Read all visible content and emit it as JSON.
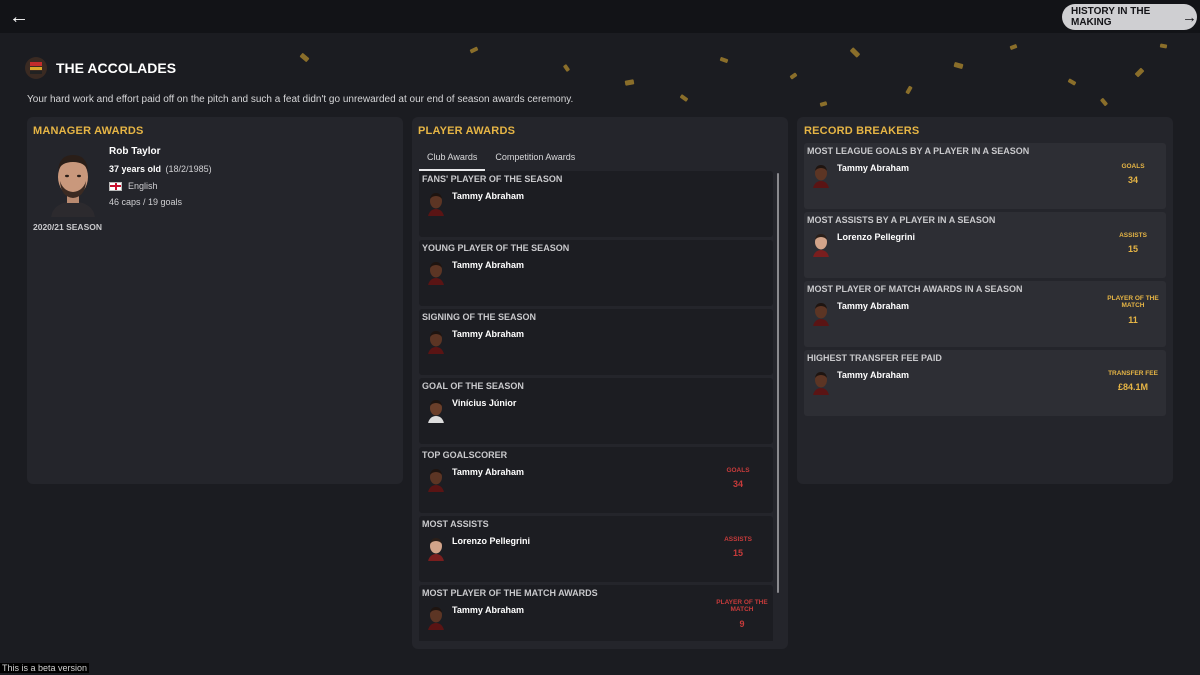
{
  "topbar": {
    "history_label": "HISTORY IN THE MAKING"
  },
  "header": {
    "title": "THE ACCOLADES",
    "subtitle": "Your hard work and effort paid off on the pitch and such a feat didn't go unrewarded at our end of season awards ceremony."
  },
  "manager_awards": {
    "title": "MANAGER AWARDS",
    "name": "Rob Taylor",
    "age": "37 years old",
    "dob": "(18/2/1985)",
    "nationality": "English",
    "caps": "46 caps / 19 goals",
    "season": "2020/21 SEASON"
  },
  "player_awards": {
    "title": "PLAYER AWARDS",
    "tabs": [
      "Club Awards",
      "Competition Awards"
    ],
    "active_tab": "Club Awards",
    "cards": [
      {
        "title": "FANS' PLAYER OF THE SEASON",
        "player": "Tammy Abraham"
      },
      {
        "title": "YOUNG PLAYER OF THE SEASON",
        "player": "Tammy Abraham"
      },
      {
        "title": "SIGNING OF THE SEASON",
        "player": "Tammy Abraham"
      },
      {
        "title": "GOAL OF THE SEASON",
        "player": "Vinícius Júnior"
      },
      {
        "title": "TOP GOALSCORER",
        "player": "Tammy Abraham",
        "stat_label": "GOALS",
        "stat_value": "34"
      },
      {
        "title": "MOST ASSISTS",
        "player": "Lorenzo Pellegrini",
        "stat_label": "ASSISTS",
        "stat_value": "15"
      },
      {
        "title": "MOST PLAYER OF THE MATCH AWARDS",
        "player": "Tammy Abraham",
        "stat_label": "PLAYER OF THE MATCH",
        "stat_value": "9"
      }
    ]
  },
  "record_breakers": {
    "title": "RECORD BREAKERS",
    "cards": [
      {
        "title": "MOST LEAGUE GOALS BY A PLAYER IN A SEASON",
        "player": "Tammy Abraham",
        "stat_label": "GOALS",
        "stat_value": "34"
      },
      {
        "title": "MOST ASSISTS BY A PLAYER IN A SEASON",
        "player": "Lorenzo Pellegrini",
        "stat_label": "ASSISTS",
        "stat_value": "15"
      },
      {
        "title": "MOST PLAYER OF MATCH AWARDS IN A SEASON",
        "player": "Tammy Abraham",
        "stat_label": "PLAYER OF THE MATCH",
        "stat_value": "11"
      },
      {
        "title": "HIGHEST TRANSFER FEE PAID",
        "player": "Tammy Abraham",
        "stat_label": "TRANSFER FEE",
        "stat_value": "£84.1M"
      }
    ]
  },
  "footer": {
    "beta_label": "This is a beta version"
  },
  "colors": {
    "accent_gold": "#e6b545",
    "stat_red": "#c73b3b",
    "background": "#1b1c21"
  }
}
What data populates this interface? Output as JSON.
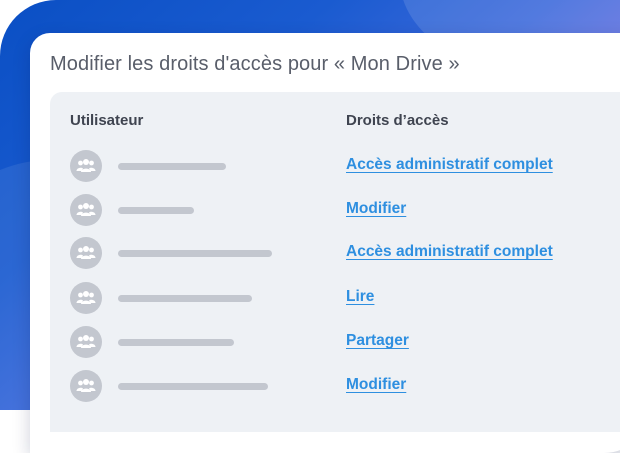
{
  "dialog": {
    "title": "Modifier les droits d'accès pour « Mon Drive »"
  },
  "table": {
    "headers": {
      "user": "Utilisateur",
      "rights": "Droits d’accès"
    },
    "rows": [
      {
        "avatar_icon": "users-group-icon",
        "access": "Accès administratif complet"
      },
      {
        "avatar_icon": "users-group-icon",
        "access": "Modifier"
      },
      {
        "avatar_icon": "users-group-icon",
        "access": "Accès administratif complet"
      },
      {
        "avatar_icon": "users-group-icon",
        "access": "Lire"
      },
      {
        "avatar_icon": "users-group-icon",
        "access": "Partager"
      },
      {
        "avatar_icon": "users-group-icon",
        "access": "Modifier"
      }
    ]
  },
  "colors": {
    "link": "#2e8fe0",
    "panel": "#eef1f5",
    "placeholder": "#c3c7cf"
  }
}
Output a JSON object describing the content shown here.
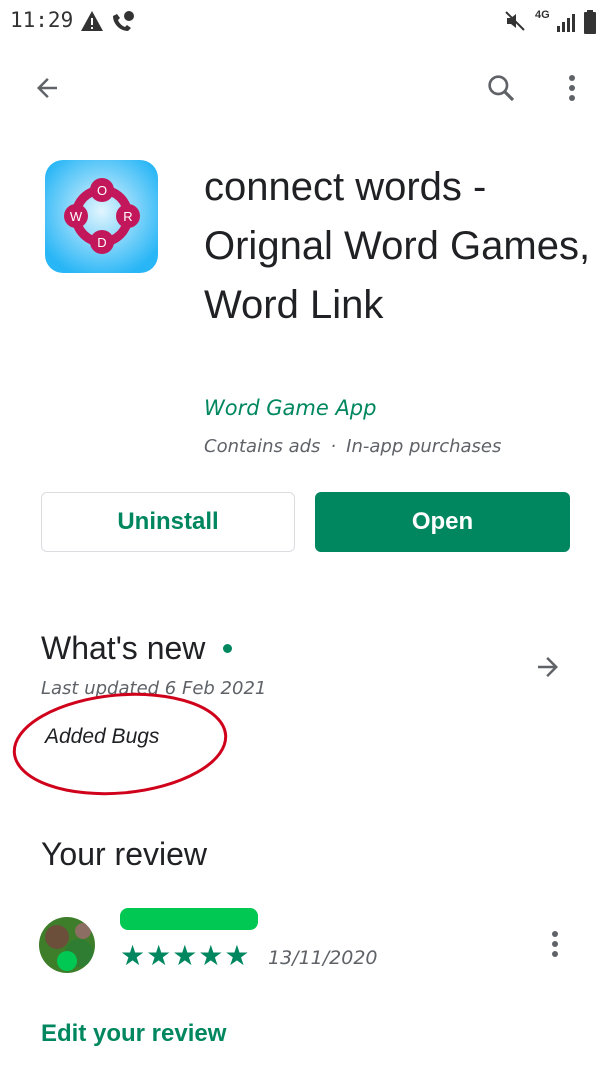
{
  "status_bar": {
    "time": "11:29",
    "network": "4G",
    "icons": [
      "warning-icon",
      "call-icon",
      "mute-icon",
      "signal-icon"
    ]
  },
  "toolbar": {
    "back_icon": "back-arrow-icon",
    "search_icon": "search-icon",
    "menu_icon": "more-vert-icon"
  },
  "app": {
    "title": "connect words - Orignal Word Games, Word Link",
    "developer": "Word Game App",
    "ads_label": "Contains ads",
    "separator": "·",
    "purchases_label": "In-app purchases",
    "icon_letters": [
      "O",
      "W",
      "R",
      "D"
    ],
    "colors": {
      "accent": "#01875f",
      "icon_bg": "#4fc3f7",
      "icon_nodes": "#c2185b"
    }
  },
  "actions": {
    "uninstall_label": "Uninstall",
    "open_label": "Open"
  },
  "whats_new": {
    "title": "What's new",
    "updated": "Last updated 6 Feb 2021",
    "notes": "Added Bugs",
    "annotation_color": "#d0021b"
  },
  "review": {
    "section_title": "Your review",
    "rating": 5,
    "stars": "★★★★★",
    "date": "13/11/2020",
    "edit_label": "Edit your review"
  }
}
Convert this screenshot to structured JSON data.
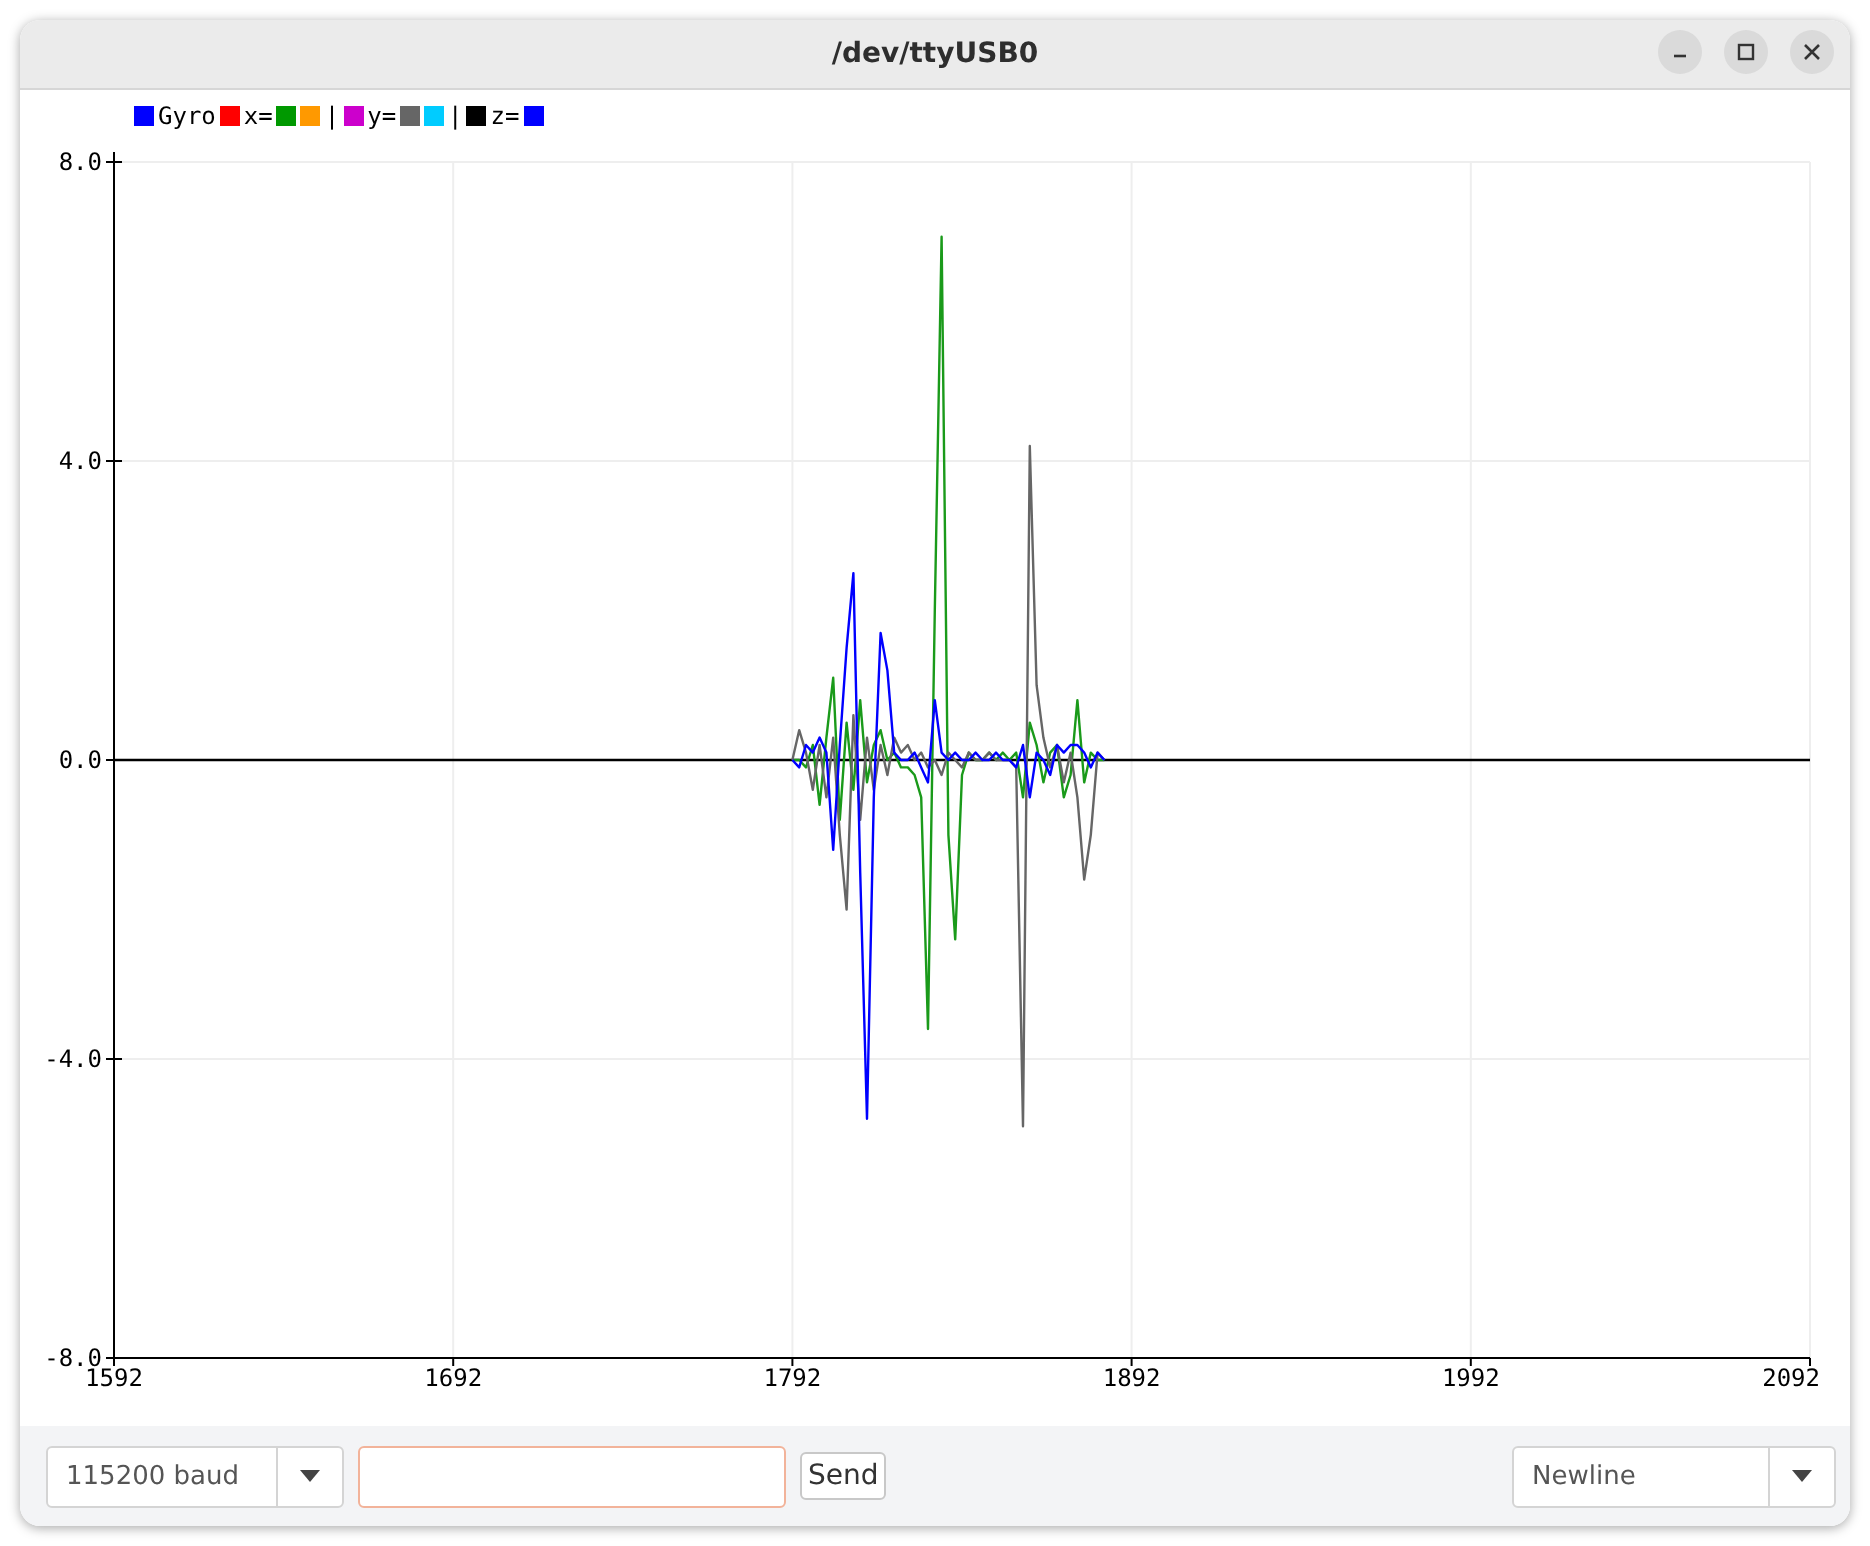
{
  "window": {
    "title": "/dev/ttyUSB0"
  },
  "legend": [
    {
      "color": "#0000ff",
      "label": "Gyro"
    },
    {
      "color": "#ff0000",
      "label": "x="
    },
    {
      "color": "#009900"
    },
    {
      "color": "#ff9900",
      "label": "|"
    },
    {
      "color": "#cc00cc",
      "label": "y="
    },
    {
      "color": "#666666"
    },
    {
      "color": "#00ccff",
      "label": "|"
    },
    {
      "color": "#000000",
      "label": "z="
    },
    {
      "color": "#0000ff"
    }
  ],
  "chart_data": {
    "type": "line",
    "x": [
      1592,
      1792,
      1794,
      1796,
      1798,
      1800,
      1802,
      1804,
      1806,
      1808,
      1810,
      1812,
      1814,
      1816,
      1818,
      1820,
      1822,
      1824,
      1826,
      1828,
      1830,
      1832,
      1834,
      1836,
      1838,
      1840,
      1842,
      1844,
      1846,
      1848,
      1850,
      1852,
      1854,
      1856,
      1858,
      1860,
      1862,
      1864,
      1866,
      1868,
      1870,
      1872,
      1874,
      1876,
      1878,
      1880,
      1882,
      1884,
      2092
    ],
    "series": [
      {
        "color": "#000000",
        "values": [
          0,
          0,
          0,
          0,
          0,
          0,
          0,
          0,
          0,
          0,
          0,
          0,
          0,
          0,
          0,
          0,
          0,
          0,
          0,
          0,
          0,
          0,
          0,
          0,
          0,
          0,
          0,
          0,
          0,
          0,
          0,
          0,
          0,
          0,
          0,
          0,
          0,
          0,
          0,
          0,
          0,
          0,
          0,
          0,
          0,
          0,
          0,
          0,
          0
        ]
      },
      {
        "color": "#1a9a1a",
        "values": [
          null,
          0,
          0,
          -0.1,
          0.2,
          -0.6,
          0.3,
          1.1,
          -0.8,
          0.5,
          -0.4,
          0.8,
          -0.3,
          0.2,
          0.4,
          0,
          0.1,
          -0.1,
          -0.1,
          -0.2,
          -0.5,
          -3.6,
          2.0,
          7.0,
          -1.0,
          -2.4,
          -0.2,
          0.1,
          0,
          0,
          0.1,
          0,
          0.1,
          0,
          0.1,
          -0.5,
          0.5,
          0.2,
          -0.3,
          0.1,
          0.2,
          -0.5,
          -0.2,
          0.8,
          -0.3,
          0.1,
          0,
          0,
          null
        ]
      },
      {
        "color": "#666666",
        "values": [
          null,
          0,
          0.4,
          0.1,
          -0.4,
          0.2,
          -0.5,
          0.3,
          -1.0,
          -2.0,
          0.6,
          -0.8,
          0.3,
          -0.4,
          0.2,
          -0.2,
          0.3,
          0.1,
          0.2,
          0,
          0.1,
          -0.1,
          0,
          -0.2,
          0.1,
          0,
          -0.1,
          0.1,
          0,
          0,
          0.1,
          0,
          0,
          0,
          -0.1,
          -4.9,
          4.2,
          1.0,
          0.3,
          -0.1,
          0.2,
          -0.3,
          0.1,
          -0.5,
          -1.6,
          -1.0,
          0.1,
          0,
          null
        ]
      },
      {
        "color": "#0000ff",
        "values": [
          null,
          0,
          -0.1,
          0.2,
          0.1,
          0.3,
          0.1,
          -1.2,
          0.2,
          1.5,
          2.5,
          -1.5,
          -4.8,
          -0.5,
          1.7,
          1.2,
          0.1,
          0,
          0,
          0.1,
          -0.1,
          -0.3,
          0.8,
          0.1,
          0,
          0.1,
          0,
          0,
          0.1,
          0,
          0,
          0.1,
          0,
          0,
          -0.1,
          0.2,
          -0.5,
          0.1,
          0,
          -0.2,
          0.2,
          0.1,
          0.2,
          0.2,
          0.1,
          -0.1,
          0.1,
          0,
          null
        ]
      }
    ],
    "grid": true,
    "xlim": [
      1592,
      2092
    ],
    "ylim": [
      -8,
      8
    ],
    "xticks": [
      1592,
      1692,
      1792,
      1892,
      1992,
      2092
    ],
    "yticks": [
      {
        "value": 8,
        "label": "8.0"
      },
      {
        "value": 4,
        "label": "4.0"
      },
      {
        "value": 0,
        "label": "0.0"
      },
      {
        "value": -4,
        "label": "-4.0"
      },
      {
        "value": -8,
        "label": "-8.0"
      }
    ]
  },
  "bottom_bar": {
    "baud_select": {
      "value": "115200 baud"
    },
    "send_button": "Send",
    "line_ending_select": {
      "value": "Newline"
    }
  }
}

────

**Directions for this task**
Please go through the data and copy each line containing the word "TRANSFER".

**Answer for this exercise**
        "title": "HIGHEST TRANSFER FEE PAID",
        "stat_label": "TRANSFER FEE",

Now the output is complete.